■ **WHAT YOU WILL DO**:
If a line in the records below contains the word "Makogon", return that line.
::::::
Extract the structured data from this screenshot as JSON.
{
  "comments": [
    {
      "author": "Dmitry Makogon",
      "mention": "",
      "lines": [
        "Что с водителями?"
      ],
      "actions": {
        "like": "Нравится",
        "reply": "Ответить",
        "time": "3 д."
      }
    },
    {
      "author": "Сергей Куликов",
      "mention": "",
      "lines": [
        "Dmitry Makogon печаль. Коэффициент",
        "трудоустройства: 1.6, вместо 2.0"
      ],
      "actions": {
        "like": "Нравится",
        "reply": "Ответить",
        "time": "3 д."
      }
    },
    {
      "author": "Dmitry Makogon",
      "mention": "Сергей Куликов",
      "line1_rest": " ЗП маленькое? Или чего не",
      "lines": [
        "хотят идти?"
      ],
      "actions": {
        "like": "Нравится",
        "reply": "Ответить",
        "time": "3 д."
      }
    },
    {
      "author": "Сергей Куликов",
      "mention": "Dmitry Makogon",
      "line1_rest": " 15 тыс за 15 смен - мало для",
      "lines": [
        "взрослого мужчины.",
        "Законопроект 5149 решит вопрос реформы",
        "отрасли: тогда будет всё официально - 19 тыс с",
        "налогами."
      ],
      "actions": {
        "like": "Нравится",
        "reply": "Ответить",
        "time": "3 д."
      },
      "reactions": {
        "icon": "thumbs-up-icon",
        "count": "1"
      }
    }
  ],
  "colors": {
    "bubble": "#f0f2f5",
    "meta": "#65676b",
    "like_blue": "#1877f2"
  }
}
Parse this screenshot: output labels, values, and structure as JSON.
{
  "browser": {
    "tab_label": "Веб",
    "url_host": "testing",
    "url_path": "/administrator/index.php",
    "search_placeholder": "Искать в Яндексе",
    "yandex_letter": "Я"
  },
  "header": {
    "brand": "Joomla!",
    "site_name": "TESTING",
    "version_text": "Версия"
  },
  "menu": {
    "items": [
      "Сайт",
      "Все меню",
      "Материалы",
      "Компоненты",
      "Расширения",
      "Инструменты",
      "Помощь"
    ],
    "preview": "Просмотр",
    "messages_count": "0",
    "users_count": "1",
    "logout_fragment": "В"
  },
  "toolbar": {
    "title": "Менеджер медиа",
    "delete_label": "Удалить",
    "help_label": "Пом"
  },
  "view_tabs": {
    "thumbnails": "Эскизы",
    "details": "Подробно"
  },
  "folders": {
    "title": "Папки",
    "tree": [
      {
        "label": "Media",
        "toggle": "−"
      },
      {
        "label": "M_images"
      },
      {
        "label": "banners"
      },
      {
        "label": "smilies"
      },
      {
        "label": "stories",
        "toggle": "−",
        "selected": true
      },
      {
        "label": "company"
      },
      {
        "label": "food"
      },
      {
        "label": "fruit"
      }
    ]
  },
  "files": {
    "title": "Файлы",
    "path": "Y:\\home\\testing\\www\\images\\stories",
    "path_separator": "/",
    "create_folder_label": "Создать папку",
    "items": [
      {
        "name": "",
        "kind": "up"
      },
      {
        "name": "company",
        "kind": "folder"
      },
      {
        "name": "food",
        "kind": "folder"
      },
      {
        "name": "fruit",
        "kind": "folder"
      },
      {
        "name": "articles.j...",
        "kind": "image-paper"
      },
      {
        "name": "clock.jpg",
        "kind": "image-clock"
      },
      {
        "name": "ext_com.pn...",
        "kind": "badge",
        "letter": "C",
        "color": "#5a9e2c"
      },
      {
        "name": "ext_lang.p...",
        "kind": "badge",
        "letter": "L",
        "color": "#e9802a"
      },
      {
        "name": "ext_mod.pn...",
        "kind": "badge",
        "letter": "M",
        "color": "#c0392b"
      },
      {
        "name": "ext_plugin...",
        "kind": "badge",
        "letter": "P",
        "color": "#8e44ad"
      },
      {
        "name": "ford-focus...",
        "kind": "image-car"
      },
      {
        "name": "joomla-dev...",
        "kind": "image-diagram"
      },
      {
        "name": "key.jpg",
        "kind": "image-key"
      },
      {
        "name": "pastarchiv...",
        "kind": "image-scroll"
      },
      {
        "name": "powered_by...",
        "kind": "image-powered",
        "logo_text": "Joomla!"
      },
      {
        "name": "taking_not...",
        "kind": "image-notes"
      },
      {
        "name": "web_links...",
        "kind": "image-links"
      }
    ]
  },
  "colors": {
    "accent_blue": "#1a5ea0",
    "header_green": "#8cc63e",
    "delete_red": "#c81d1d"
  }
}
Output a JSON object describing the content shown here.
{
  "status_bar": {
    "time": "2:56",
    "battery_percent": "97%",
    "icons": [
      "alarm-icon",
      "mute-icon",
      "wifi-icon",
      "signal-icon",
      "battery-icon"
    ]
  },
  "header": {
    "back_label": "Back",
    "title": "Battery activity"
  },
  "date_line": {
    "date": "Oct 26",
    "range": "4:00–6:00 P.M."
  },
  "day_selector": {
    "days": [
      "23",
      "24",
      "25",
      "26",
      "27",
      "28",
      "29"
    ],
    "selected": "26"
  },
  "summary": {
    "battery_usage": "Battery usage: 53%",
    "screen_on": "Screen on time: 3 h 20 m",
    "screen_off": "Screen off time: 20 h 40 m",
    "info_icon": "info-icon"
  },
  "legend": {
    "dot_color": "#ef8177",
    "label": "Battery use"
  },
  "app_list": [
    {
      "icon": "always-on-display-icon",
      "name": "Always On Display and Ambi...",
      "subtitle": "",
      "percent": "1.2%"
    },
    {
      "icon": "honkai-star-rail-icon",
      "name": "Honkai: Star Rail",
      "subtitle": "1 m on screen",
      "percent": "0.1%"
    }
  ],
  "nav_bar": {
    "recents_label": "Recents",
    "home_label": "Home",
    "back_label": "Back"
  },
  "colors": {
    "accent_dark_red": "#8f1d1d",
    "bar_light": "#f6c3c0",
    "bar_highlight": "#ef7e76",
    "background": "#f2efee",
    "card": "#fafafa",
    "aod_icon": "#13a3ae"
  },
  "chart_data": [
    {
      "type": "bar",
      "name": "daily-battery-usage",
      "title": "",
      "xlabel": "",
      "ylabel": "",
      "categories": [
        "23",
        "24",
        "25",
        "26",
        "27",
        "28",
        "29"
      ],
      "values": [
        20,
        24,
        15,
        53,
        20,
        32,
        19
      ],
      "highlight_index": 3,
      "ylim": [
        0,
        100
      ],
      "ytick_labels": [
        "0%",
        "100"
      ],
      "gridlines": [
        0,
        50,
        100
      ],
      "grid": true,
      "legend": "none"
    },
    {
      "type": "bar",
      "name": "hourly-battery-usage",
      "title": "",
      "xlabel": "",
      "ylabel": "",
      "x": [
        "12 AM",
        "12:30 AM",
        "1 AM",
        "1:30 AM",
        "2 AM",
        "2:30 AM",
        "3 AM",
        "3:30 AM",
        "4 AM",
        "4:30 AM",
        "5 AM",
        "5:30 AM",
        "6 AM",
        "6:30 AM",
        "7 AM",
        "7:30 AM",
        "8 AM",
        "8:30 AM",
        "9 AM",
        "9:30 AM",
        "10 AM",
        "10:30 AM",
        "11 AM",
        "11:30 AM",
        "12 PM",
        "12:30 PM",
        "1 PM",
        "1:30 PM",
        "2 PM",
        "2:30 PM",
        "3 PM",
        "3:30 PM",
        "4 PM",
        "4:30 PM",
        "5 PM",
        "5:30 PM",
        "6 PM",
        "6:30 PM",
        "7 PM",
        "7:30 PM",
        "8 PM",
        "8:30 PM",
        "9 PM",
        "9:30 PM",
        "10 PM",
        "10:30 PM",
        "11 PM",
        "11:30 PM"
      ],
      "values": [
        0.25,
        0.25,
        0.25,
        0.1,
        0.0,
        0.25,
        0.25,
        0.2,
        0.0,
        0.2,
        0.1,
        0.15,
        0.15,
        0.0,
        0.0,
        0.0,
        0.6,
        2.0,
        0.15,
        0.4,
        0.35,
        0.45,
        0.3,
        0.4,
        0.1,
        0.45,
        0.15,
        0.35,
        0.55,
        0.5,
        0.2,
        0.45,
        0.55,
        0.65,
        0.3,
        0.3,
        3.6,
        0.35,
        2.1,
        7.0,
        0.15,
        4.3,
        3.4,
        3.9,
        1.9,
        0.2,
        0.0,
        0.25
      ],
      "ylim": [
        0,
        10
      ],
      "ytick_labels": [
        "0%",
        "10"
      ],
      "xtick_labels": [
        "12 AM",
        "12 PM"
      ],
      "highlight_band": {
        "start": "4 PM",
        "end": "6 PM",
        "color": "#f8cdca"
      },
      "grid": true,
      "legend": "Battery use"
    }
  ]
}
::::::
■ **WORKED SOLUTION**:
      "author": "Dmitry Makogon",
        "Dmitry Makogon печаль. Коэффициент",
      "author": "Dmitry Makogon",
      "mention": "Dmitry Makogon",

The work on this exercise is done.